TiBor Emi Emi itibaren Texas
what can i say? i'm a sucker for talking socks.
I had a hard time getting through this one. And that's really saying something.
My rating: 5/5 stars Remember to stop by my blog! *May contain some spoilers* I didn't have a clue, what kind of book this would be, when I borrowed it from my library. I just checked the frontcover and thought that it looked nice and simple, black with one white feather flowing. Though I was scared, that since it has 553 pages, I would never actually read the book. Luckily, this isn't what happened. As I said in my earlier post, I was reading Finnish edition, and had to start this book twice. First time I only read first 16 pages, and was exhausted. I thought that this book isn't for me, that it's just way too slow. The second time I jumped to where I left first time, and it took only two more pages to turn _really_ interesting.

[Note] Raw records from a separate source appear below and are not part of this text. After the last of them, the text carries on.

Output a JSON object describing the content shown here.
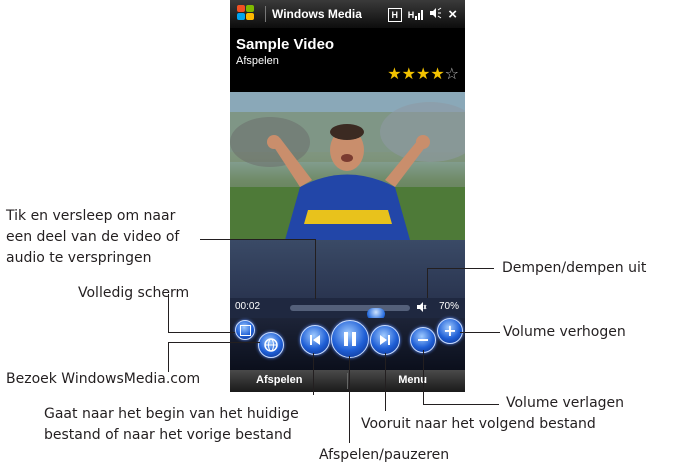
{
  "device": {
    "app_title": "Windows Media",
    "status": {
      "network": "H",
      "signal": "H",
      "sound": "speaker",
      "close": "×"
    },
    "now_playing": {
      "title": "Sample Video",
      "status": "Afspelen",
      "rating": 4,
      "rating_max": 5
    },
    "seek": {
      "elapsed": "00:02",
      "position_fraction": 0.14
    },
    "volume": {
      "label": "70%",
      "level": 0.7
    },
    "softkeys": {
      "left": "Afspelen",
      "right": "Menu"
    },
    "icons": [
      "windows-logo-icon",
      "network-icon",
      "signal-icon",
      "speaker-icon",
      "close-icon",
      "star-icon",
      "mute-icon",
      "fullscreen-icon",
      "globe-icon",
      "previous-icon",
      "pause-icon",
      "next-icon",
      "volume-down-icon",
      "volume-up-icon"
    ]
  },
  "callouts": {
    "seek": [
      "Tik en versleep om naar",
      "een deel van de video of",
      "audio te verspringen"
    ],
    "fullscreen": "Volledig scherm",
    "website": "Bezoek WindowsMedia.com",
    "previous": [
      "Gaat naar het begin van het huidige",
      "bestand of naar het vorige bestand"
    ],
    "play_pause": "Afspelen/pauzeren",
    "next": "Vooruit naar het volgend bestand",
    "volume_down": "Volume verlagen",
    "volume_up": "Volume verhogen",
    "mute": "Dempen/dempen uit"
  },
  "colors": {
    "accent": "#1f5fd6",
    "star": "#f2c200",
    "text": "#231f20"
  }
}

After that I couldn't stop reading. Seriously. The story really took me over. It's truly wonderfull to find this kind of book, these are rare and just.. worth reading. The main character is a girl named Rebecca. Occasionally she's a little silly and/or childish, but that doesn't really bother me, which is nice for a change. Usually I'm just rolling my eyes and thinking "man, aren't you a silly one..". I could just feel her pain, when she was apart from Lucian. Only thing, I didn't like so much, was the ending. It was really really short, only few pages, and I could've just kept reading. But then again, if I love a book, I don't want it to end ever. Because I feel like I'm losing a friend when the story ends. I'm also a sucker for happy endings, so I did actually cry in the end, when Lucian wasn't human anymore. I need that Cinderella-ending "and they lived happily ever after". Overall, I need to buy a copy for myself. I need this book to my bookshelf. My bookshelf isn't perfect without this book. Love, Monaliz @ Mind Reading?
A little twee at times but still good.
You have to give the author of this book credit for originality if nothing else. The concept of the book, a former stuffed animal coming to life, being mistaken for a long sought after terrorist and put on trial for multiple crimes against humanity provides lots of opportunity for laugther, insight, and, if you're a wimp like me who still has her now 21 year old teddy bear at home, tears. The bear of the title, Winkie is most sympathetic and if you're willing to supsend disbelief and accept that there are no answers as to why Winkie has come to life, the book will afford many touching moments and some social commentary. It's definitely strange and doesn't altogether make sense, and there is no complete and tidy wrap up, but it's sweet and moving all the same. And the pictures will either make you laugh out loud or cry. Or both.